• **Task directions**
Take each line of the data that contains the string "Outils" and copy it.

• **Excerpted records**
════

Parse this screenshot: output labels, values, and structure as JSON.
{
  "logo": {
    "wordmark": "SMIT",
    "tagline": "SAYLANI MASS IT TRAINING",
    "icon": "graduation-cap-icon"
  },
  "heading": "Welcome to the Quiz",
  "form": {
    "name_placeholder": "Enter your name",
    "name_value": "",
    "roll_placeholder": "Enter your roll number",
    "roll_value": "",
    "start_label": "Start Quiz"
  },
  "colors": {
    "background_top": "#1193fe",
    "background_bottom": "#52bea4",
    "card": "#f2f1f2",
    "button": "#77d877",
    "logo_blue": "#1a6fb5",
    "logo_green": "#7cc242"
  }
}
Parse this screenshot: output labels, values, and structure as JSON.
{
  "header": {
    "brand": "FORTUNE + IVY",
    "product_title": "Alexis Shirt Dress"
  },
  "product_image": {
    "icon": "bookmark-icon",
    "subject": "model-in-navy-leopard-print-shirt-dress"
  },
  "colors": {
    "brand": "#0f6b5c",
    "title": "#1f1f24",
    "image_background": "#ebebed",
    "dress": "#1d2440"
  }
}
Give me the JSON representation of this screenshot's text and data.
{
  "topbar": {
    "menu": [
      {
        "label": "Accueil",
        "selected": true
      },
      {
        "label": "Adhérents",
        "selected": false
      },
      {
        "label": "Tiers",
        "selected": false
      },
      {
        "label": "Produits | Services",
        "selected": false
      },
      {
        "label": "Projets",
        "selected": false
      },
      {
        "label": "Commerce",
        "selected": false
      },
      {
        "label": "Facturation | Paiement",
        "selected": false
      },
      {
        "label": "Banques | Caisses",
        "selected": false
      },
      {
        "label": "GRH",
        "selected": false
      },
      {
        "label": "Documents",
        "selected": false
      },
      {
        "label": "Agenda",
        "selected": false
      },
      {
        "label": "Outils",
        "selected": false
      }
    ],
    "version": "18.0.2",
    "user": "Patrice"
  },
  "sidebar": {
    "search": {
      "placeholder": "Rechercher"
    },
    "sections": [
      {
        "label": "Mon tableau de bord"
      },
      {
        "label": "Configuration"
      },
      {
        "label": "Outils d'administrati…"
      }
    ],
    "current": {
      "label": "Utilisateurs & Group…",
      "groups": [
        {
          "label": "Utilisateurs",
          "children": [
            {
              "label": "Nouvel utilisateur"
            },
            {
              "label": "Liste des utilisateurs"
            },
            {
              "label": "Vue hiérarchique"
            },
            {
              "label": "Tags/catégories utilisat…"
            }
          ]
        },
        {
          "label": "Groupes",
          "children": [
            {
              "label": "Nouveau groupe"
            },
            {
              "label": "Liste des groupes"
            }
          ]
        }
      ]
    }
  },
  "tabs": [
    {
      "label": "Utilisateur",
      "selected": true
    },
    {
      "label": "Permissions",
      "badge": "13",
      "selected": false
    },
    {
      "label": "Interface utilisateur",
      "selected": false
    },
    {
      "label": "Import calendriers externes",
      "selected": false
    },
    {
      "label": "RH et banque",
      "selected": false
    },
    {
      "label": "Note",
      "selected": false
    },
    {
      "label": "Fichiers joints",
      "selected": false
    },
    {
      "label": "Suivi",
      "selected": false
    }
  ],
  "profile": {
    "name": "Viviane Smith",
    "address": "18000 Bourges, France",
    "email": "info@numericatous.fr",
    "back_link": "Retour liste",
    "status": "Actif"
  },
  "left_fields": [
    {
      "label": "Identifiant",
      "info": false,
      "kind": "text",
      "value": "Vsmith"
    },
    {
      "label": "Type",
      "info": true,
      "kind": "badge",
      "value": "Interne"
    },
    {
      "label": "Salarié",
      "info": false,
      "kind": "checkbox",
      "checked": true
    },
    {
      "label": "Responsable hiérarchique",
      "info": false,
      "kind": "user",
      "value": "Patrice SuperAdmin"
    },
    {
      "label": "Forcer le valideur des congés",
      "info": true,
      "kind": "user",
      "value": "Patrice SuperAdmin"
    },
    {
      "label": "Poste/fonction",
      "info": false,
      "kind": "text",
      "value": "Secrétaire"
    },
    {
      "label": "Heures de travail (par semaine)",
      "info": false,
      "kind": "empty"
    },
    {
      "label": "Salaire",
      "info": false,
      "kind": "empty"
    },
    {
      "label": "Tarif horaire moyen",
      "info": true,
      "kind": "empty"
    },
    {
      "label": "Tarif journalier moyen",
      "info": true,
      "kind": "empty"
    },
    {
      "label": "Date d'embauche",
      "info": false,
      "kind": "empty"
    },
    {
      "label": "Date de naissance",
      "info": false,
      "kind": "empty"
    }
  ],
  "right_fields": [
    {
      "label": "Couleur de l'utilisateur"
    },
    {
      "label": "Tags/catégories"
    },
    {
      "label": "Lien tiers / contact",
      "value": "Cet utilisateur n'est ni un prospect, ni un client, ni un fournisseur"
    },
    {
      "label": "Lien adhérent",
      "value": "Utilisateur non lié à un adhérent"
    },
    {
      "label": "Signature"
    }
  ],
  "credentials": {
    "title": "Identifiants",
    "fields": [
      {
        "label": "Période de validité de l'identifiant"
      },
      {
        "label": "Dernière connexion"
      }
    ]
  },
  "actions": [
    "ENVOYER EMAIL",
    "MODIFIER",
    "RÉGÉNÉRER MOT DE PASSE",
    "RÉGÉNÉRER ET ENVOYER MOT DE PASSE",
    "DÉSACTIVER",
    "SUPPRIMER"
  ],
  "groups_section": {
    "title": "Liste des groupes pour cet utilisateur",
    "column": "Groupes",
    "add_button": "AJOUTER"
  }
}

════

• **Written response**
        "label": "Outils",
        "label": "Outils d'administrati…"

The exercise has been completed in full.